Earlier this month, the Kingdom announced the discovery of hydrocarbon deposits containing at least 80 billion barrels of tight oil and 10-20 trillion cubic feet of deep natural gas in a new offshore field off the west coast.
“The find – if verified by an international oil consortium as being technically and economically recoverable – could stimulate private investment in the country's energy sector in the near term,” Moody’s said in its report.
In the medium term, the discovery could increase government oil-and gas-related revenue and reduce the country's fiscal and current account deficit.
According to the US Energy Information Administration (EIA), Bahrain’s onshore oil reserves are estimated at 125 million barrels, all located in the Awali oil field, and at the current rate of production will last less than seven years.
A large increase in oil production, and associated fiscal revenue, could therefore materially reduce Bahrain's budget deficit, which was as high as 17.8 percent of GDP in 2016, the report added said.
Despite the upbeat note, Moody’s warned that the amount of discovered oil and gas resource and the recoverable cost was still unknown.
Using a recovery factor of 3 percent as a plausible assumption, it said that Bahrain’s new oil find could eventually yield up to 2.4 billion barrels of recoverable oil reserves
Additionally, it may take several years of geological and engineering work, and so there remains an additional layer of uncertainty as to how quickly Bahrain could ramp up its oil production.
"Therefore, we would not expect new oil production to impact Bahrain's economic and fiscal metrics for at least another five years," the report added.
Meanwhile, consultancy BMI Research noted that while there could be some upside for growth and fiscal revenues, the discovery is unlikely to be a “game-changer” for the country’s longer-term trade or fiscal dynamics.
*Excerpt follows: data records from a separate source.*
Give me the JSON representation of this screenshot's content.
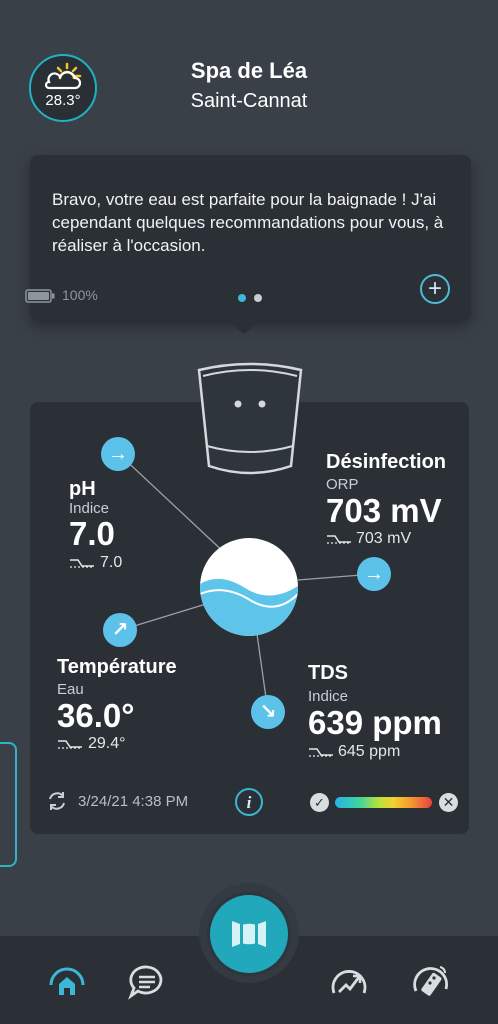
{
  "header": {
    "weather_temp": "28.3°",
    "weather_icon": "partly-sunny-icon",
    "title": "Spa de Léa",
    "subtitle": "Saint-Cannat"
  },
  "message": {
    "text": "Bravo, votre eau est parfaite pour la baignade ! J'ai cependant quelques recommandations pour vous, à réaliser à l'occasion.",
    "battery_pct": "100%",
    "pager": {
      "count": 2,
      "active": 0
    },
    "add_icon": "plus-circle-icon"
  },
  "measurements": {
    "ph": {
      "title": "pH",
      "sub": "Indice",
      "value": "7.0",
      "trend": "7.0",
      "arrow": "right"
    },
    "disinfection": {
      "title": "Désinfection",
      "sub": "ORP",
      "value": "703 mV",
      "trend": "703 mV",
      "arrow": "right"
    },
    "temperature": {
      "title": "Température",
      "sub": "Eau",
      "value": "36.0°",
      "trend": "29.4°",
      "arrow": "up-right"
    },
    "tds": {
      "title": "TDS",
      "sub": "Indice",
      "value": "639 ppm",
      "trend": "645 ppm",
      "arrow": "down-right"
    }
  },
  "footer": {
    "sync_date": "3/24/21 4:38 PM",
    "info_label": "i",
    "scale_ok": "✓",
    "scale_bad": "✕"
  },
  "nav": {
    "items": [
      "home-icon",
      "chat-icon",
      "spa-icon",
      "dashboard-icon",
      "remote-icon"
    ],
    "active": "home-icon"
  },
  "colors": {
    "accent": "#21a8bb",
    "background": "#3a4048",
    "card": "#2b3036",
    "arrow": "#5cc2ea"
  }
}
“Extraction will be fraught with technical difficulties, pushing up operating costs at the field, such that the government will have to provide generous contract terms to partner companies. We believe this will limit prospects for a significant boost to the country’s fiscal revenues and balance of payments dynamics,” BMI Research said.